Sunnybrook Health Sciences Centre is 347 km by air from Parliament Hill. The drive is about five hours.
The Toronto Transit Commission’s (TTC) Line 1 Yonge-University subway route travels the western border of this riding along Yonge Street. Residents can access the line at either the York Mills or Lawrence subway stations.
Crothers Woods, at 52 hectares large, has diverse, mature and relatively undisturbed forest that includes rare and endangered trees and bird species like the butternut tree and the Eastern Wood-Pewee bird.
Wilket Creek Park is home to many mature coniferous and deciduous trees, its location in a floodplain also makes it a great place for rare plants like the Canada Sicklepod, Snakerood, and New York Fern to grow.
About 40% of the riding’s population are immigrants, with some of the largest populations born in Pakistan, China, and the Philippines.
Mandarin, Persian, and Cantonese are the most common non-official mother tongues in the riding.
Less than 1% of the riding’s population identify as Aboriginal.
Average individual income is $109,887.
The Toronto Botanical Garden is four acres and contains 17 award-winning themed gardens to explore.
The Bridle Path–Sunnybrook—York Mills area has almost 75 bike trails, all differing in difficulty.
Mount Pleasant Cemetery is the final resting place of former prime minister William Lyon Mackenzie King, Nobel laureate Sir Frederick Banting, survivors of the Titanic, and the namesake of Mr. Christie cookies -- William Mellis Christie. Mount Hope Catholic Cemetery, another cemetery in the riding, is the final resting place of two hockey Hall of Fame inductees – Francis “King” Clancy and Reginald “Hooley” Smith.
The top industries are professional, scientific and technical services, and finance and insurance.
Almost 67% of the riding’s workforce has some sort of post-secondary education. In 2011, the unemployment rate was 9.7%.
The riding is home to some of Canada’s most affluent neighbourhoods.
The Sunnybrook Health Sciences Centre has been pronounced one of Canada’s Greenest Employers for 2016. The hospital can boast about its solar panels, green roof, bike parking, composting program, and gas capture technology.
The Dembroski Centre for Horticulture at the Toronto Botanical Garden has a green roof featuring low-growing sedum plants that help absorb rain water and insulate the building.

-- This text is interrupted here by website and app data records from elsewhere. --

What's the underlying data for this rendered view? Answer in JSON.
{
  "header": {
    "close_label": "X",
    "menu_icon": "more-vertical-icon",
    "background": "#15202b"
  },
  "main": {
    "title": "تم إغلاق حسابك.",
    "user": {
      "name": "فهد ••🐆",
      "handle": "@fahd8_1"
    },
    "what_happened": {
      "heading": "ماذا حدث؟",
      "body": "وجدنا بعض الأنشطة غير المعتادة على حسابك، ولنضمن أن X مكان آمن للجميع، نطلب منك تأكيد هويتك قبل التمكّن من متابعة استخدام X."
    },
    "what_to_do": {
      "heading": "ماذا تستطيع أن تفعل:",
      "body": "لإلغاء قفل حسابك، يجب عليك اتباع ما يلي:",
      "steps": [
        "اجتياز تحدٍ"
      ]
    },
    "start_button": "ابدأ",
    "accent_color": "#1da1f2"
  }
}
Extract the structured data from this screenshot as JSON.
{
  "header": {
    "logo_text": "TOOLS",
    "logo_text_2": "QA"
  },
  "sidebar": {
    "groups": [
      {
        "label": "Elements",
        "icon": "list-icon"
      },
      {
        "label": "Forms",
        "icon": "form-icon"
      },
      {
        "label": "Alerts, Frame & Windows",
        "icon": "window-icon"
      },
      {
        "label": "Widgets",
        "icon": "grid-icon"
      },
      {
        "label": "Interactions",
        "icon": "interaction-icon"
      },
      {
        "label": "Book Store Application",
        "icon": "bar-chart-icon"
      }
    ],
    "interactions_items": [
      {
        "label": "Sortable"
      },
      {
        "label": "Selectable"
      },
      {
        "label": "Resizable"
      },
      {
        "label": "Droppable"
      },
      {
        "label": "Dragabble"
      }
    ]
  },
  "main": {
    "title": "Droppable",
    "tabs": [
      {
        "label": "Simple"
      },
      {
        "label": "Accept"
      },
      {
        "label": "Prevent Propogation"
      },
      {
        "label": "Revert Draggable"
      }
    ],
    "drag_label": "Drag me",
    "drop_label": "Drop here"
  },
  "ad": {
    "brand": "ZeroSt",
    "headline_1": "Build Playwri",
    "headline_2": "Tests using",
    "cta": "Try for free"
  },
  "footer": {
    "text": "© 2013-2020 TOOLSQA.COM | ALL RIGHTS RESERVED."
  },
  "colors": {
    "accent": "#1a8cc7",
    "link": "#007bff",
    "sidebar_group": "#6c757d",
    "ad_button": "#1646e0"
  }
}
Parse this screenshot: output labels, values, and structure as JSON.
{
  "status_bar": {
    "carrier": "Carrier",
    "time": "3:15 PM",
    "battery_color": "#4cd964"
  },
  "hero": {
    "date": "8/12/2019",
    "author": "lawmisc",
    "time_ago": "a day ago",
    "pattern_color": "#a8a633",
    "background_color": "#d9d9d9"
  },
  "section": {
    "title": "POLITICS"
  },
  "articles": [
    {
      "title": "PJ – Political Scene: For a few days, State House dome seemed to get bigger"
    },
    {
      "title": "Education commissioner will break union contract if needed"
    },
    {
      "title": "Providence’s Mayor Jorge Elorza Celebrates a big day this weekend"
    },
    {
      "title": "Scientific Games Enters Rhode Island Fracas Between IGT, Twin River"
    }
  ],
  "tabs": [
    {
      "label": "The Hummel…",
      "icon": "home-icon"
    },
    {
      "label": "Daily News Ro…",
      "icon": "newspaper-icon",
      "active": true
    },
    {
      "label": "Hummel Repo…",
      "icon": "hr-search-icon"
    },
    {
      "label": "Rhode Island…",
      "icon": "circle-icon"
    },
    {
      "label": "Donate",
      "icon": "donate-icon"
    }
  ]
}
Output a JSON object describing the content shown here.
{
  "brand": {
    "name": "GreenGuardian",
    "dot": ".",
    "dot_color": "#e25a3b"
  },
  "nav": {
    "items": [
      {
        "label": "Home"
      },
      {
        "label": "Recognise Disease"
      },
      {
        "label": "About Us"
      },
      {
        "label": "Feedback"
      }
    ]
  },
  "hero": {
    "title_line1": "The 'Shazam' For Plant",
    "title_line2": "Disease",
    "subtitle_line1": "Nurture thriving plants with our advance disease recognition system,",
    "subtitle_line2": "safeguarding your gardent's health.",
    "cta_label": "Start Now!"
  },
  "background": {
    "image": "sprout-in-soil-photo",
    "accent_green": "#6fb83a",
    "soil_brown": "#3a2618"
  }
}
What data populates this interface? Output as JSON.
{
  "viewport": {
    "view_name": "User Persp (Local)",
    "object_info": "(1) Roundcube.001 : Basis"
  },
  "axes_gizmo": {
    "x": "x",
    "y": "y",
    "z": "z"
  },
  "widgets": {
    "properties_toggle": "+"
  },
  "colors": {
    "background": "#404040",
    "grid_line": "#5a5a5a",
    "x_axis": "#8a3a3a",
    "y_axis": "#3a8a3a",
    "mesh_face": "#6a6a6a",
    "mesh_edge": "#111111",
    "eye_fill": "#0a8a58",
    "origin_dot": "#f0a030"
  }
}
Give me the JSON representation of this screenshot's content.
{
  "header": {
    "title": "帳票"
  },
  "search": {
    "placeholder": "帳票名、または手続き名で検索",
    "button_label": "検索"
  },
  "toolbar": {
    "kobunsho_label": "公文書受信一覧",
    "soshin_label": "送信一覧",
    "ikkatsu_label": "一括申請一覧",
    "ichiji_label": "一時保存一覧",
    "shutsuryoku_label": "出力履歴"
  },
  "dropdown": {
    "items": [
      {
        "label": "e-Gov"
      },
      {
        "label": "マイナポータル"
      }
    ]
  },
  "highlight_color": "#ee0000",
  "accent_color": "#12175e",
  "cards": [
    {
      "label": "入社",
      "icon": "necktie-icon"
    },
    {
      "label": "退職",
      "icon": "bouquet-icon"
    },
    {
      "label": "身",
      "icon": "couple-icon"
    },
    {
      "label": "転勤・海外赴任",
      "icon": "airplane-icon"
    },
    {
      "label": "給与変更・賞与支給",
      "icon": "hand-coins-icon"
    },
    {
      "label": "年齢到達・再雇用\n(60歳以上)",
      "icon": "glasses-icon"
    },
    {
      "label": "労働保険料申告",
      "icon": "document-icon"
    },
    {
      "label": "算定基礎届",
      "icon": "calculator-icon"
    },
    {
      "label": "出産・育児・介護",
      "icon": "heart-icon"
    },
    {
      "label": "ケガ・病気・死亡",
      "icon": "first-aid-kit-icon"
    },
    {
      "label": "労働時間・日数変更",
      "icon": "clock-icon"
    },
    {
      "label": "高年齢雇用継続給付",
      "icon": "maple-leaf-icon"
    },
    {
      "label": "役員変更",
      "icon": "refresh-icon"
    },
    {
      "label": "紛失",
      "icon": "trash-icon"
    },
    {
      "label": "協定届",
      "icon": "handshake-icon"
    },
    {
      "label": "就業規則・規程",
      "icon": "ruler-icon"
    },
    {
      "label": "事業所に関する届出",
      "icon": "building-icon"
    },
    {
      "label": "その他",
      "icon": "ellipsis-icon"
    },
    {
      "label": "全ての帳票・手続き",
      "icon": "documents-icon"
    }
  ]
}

The Hoggs Hollow neighbourhood is named after Scotsman James Hogg, who settled here in 1824. Hogg eventually opened a whiskey distillery and a grist mill, and was considered the most successful of all the millers in the valley.
Edward Gardens, the land surrounding the Toronto Botanical Gardens, traces its roots to Alexander Milne, a Scottish miller who settled the site with his family in 1817. The property was bought by Toronto businessman Rupert Edwards in 1944.